I want to decorate my walls with photographs. Instead of pining over the decorated walls that I grew-up admiring, I decided to concretize the joy that I once knew in looking. My dining room already has a framed photograph of my son hanging and I’m thinking of adding others that I have had printed at Shutterfly.
This is one that I definitely want to include of my grandmother and her oldest son, my uncle Charles. The photographs of my grandmother and my uncle are interesting for me because I now realize that when I look at them, I’m looking at Kentucky and not Cleveland. My family did not make the move to the midwest until after World War II ended and after my twin Aunts, Sharon and Sheila, were born. When I talk to my son about these pictures as he gets older, that is something that I want to stress: place.

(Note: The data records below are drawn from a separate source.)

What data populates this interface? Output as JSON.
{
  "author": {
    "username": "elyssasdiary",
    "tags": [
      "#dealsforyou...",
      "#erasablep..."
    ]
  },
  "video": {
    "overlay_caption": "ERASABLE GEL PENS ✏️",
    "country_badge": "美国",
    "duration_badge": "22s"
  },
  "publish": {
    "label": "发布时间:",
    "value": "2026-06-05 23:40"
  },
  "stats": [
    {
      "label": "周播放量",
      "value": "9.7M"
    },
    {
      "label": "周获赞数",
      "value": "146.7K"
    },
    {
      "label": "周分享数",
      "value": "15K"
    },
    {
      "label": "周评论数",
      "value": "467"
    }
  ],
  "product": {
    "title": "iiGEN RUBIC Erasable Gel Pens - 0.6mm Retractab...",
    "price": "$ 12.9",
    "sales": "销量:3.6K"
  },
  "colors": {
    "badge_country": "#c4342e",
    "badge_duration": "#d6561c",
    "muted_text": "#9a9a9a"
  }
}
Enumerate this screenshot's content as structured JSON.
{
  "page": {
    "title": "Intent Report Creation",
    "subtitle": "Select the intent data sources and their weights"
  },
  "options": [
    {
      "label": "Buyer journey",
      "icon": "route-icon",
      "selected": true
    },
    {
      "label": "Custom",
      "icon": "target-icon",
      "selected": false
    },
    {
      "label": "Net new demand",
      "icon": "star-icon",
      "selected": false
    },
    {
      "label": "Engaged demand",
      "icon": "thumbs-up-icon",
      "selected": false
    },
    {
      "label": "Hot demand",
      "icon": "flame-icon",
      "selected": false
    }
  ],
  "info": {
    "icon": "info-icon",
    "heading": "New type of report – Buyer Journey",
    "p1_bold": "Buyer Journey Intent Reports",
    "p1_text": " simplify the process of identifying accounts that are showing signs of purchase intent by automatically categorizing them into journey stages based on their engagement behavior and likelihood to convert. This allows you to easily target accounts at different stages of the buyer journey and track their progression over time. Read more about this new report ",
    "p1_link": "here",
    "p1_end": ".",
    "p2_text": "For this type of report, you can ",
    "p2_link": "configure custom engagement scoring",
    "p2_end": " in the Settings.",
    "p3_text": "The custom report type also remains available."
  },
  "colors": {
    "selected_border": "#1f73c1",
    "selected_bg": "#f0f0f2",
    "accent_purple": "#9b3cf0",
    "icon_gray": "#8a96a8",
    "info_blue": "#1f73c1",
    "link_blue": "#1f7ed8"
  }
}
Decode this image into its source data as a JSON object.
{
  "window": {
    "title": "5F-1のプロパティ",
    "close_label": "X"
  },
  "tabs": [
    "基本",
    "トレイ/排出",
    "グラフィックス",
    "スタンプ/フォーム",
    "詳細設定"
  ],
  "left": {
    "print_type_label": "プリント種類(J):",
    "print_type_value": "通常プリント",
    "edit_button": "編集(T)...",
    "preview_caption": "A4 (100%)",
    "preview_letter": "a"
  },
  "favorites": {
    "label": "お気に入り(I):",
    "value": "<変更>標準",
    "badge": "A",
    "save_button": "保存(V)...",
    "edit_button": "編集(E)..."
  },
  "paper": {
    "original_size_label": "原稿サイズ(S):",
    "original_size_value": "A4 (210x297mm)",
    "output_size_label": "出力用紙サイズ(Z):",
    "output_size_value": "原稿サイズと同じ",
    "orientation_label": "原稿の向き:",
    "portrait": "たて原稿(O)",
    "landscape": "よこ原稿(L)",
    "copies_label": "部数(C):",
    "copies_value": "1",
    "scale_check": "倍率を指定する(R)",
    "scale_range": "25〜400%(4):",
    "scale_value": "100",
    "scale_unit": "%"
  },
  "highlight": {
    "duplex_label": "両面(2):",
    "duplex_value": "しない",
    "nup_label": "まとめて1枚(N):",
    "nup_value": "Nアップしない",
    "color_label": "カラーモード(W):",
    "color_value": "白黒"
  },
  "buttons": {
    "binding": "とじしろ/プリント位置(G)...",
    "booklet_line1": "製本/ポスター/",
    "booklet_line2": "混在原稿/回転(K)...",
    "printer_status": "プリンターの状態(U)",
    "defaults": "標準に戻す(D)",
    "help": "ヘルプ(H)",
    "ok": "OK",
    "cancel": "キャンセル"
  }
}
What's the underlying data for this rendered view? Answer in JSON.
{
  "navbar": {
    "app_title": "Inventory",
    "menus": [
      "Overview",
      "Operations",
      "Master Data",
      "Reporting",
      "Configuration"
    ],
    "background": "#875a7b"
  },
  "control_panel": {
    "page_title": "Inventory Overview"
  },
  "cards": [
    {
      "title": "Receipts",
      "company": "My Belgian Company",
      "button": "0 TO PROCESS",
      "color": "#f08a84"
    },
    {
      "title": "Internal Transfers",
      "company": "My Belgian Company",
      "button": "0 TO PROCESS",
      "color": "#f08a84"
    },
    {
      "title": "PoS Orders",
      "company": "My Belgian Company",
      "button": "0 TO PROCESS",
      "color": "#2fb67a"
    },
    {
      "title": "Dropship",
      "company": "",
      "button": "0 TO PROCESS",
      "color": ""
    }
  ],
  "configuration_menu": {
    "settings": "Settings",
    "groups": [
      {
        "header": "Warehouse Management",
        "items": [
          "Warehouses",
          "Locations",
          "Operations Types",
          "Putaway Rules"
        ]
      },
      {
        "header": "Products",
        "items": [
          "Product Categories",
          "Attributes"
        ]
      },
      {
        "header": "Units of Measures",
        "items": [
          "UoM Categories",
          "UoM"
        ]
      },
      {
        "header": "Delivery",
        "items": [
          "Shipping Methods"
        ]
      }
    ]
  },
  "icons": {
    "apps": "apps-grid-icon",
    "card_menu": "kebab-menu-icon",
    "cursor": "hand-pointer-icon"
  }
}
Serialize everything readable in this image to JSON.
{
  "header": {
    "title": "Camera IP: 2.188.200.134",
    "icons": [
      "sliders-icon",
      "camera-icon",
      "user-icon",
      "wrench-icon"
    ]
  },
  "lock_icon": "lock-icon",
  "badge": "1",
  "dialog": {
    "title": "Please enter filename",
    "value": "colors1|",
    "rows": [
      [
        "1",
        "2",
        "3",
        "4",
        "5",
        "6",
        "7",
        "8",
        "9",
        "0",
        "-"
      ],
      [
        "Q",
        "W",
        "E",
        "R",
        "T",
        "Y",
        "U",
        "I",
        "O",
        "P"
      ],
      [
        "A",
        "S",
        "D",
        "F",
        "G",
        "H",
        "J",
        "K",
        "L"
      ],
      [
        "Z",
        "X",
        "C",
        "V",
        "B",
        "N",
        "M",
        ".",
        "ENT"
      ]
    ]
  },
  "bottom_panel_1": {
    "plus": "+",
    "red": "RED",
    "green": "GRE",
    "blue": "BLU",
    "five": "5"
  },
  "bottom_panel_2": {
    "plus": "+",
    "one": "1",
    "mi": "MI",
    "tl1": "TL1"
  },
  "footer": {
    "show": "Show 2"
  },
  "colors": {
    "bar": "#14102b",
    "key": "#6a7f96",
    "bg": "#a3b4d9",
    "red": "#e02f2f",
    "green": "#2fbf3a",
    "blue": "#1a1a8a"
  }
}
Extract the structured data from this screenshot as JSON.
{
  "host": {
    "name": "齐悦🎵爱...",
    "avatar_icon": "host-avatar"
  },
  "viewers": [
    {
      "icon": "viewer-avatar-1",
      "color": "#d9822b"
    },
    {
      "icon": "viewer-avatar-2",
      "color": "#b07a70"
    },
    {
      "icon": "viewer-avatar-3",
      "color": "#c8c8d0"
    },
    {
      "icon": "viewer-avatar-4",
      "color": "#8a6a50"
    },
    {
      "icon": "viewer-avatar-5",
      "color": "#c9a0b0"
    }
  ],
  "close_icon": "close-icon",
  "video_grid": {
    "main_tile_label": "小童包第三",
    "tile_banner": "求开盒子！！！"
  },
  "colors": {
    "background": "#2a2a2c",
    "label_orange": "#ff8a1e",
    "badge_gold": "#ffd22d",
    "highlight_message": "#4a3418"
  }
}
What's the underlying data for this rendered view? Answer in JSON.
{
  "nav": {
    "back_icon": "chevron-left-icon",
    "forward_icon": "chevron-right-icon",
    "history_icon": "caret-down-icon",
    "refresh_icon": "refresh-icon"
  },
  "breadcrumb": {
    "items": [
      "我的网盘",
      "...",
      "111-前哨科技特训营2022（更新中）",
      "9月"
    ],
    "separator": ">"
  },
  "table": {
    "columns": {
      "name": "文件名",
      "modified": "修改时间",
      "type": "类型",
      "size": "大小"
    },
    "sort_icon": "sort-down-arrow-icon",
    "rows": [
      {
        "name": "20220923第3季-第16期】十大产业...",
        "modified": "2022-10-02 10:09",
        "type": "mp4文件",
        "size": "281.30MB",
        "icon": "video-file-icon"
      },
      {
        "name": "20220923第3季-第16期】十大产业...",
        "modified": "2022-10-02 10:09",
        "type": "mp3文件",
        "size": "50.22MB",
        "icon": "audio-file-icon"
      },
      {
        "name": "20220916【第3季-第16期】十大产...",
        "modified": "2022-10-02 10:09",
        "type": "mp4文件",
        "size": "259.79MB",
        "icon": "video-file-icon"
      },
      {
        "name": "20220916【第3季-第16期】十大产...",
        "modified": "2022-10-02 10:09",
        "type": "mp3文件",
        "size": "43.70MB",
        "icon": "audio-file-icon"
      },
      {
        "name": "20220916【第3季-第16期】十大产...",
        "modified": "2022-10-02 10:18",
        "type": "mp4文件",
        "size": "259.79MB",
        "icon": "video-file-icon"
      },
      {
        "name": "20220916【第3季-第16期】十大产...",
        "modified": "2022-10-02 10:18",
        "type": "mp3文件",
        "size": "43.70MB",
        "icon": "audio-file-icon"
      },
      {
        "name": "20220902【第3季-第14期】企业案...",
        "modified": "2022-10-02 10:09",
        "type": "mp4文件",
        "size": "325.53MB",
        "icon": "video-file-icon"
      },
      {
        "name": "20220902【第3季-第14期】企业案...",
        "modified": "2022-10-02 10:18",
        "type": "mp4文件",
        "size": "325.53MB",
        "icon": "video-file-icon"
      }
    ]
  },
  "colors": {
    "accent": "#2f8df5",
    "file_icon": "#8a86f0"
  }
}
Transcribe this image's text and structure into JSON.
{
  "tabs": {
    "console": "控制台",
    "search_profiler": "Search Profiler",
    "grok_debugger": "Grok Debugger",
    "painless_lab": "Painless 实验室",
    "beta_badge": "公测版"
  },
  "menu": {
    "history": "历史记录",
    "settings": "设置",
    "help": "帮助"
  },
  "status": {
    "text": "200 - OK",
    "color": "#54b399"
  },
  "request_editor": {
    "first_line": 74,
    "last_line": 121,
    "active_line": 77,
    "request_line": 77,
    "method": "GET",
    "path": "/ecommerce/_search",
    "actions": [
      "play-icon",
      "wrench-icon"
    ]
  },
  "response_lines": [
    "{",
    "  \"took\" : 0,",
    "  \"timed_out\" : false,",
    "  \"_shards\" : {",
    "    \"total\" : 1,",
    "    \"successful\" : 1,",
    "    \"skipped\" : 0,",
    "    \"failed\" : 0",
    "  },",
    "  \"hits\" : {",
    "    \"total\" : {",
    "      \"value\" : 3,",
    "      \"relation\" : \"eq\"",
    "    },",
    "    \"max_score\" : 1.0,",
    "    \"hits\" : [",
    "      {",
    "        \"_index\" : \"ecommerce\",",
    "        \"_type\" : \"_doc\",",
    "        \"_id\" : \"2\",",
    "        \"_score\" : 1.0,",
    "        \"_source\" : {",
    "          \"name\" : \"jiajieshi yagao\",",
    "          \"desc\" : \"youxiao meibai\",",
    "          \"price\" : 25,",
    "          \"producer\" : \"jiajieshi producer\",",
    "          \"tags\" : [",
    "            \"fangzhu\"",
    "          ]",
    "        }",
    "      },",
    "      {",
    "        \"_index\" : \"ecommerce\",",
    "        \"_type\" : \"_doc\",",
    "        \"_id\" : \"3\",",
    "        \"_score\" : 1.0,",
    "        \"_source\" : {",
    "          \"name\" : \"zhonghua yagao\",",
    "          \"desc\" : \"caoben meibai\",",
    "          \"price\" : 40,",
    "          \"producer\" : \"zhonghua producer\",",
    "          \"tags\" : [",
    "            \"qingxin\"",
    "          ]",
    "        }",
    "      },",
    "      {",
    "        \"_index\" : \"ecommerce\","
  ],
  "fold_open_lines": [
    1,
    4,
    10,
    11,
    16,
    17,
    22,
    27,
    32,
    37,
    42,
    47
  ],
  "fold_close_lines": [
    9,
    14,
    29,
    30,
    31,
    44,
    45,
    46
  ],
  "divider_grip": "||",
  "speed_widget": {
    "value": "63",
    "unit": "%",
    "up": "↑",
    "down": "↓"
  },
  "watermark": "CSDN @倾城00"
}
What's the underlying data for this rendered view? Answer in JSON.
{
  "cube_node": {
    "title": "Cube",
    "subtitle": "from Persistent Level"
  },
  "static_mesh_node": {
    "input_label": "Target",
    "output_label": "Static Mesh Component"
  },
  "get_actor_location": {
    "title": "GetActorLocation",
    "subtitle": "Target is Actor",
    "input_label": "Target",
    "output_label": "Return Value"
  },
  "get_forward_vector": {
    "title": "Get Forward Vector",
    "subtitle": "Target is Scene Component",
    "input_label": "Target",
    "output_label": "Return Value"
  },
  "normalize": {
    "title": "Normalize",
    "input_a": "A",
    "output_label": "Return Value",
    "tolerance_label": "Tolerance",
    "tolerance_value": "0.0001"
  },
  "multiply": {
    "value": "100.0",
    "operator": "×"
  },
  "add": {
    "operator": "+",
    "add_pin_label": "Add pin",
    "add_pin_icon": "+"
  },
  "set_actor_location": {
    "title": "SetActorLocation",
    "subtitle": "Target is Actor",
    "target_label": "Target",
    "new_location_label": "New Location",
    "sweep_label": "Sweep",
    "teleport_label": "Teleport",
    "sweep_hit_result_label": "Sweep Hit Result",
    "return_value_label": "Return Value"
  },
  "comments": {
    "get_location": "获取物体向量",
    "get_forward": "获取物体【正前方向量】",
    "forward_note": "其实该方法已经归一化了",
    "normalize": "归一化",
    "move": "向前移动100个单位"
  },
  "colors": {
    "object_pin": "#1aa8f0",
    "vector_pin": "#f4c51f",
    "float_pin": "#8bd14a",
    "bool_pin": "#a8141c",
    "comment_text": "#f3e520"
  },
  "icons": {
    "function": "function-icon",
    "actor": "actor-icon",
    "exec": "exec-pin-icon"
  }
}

I haven’t yet figured out why it was so striking to me to realize that many of the photographs that I thought I saw weren’t fully perceived. There were details that I merely skipped over unaware. I do realize that one of the reasons why I kept going back to look at the photographs on those walls though was that looking was no simple, glancing act. I understood that there was a reason to keep looking and reflecting. This is something that I want to pass on to my son.
Miles is just beginning to learn to read the story in pictures. I am so taken by how willing he is to go beyond the words of his picture books and just invent a rudimentary scenario from the images. What I realize about family photographs is that that is the kind of work that they require–at least initially. The photographs on the walls of our homes are not typically underscored by captions. Although I think captions have their purpose, in this case, I continue to be entranced by the call to keep looking for the missed details.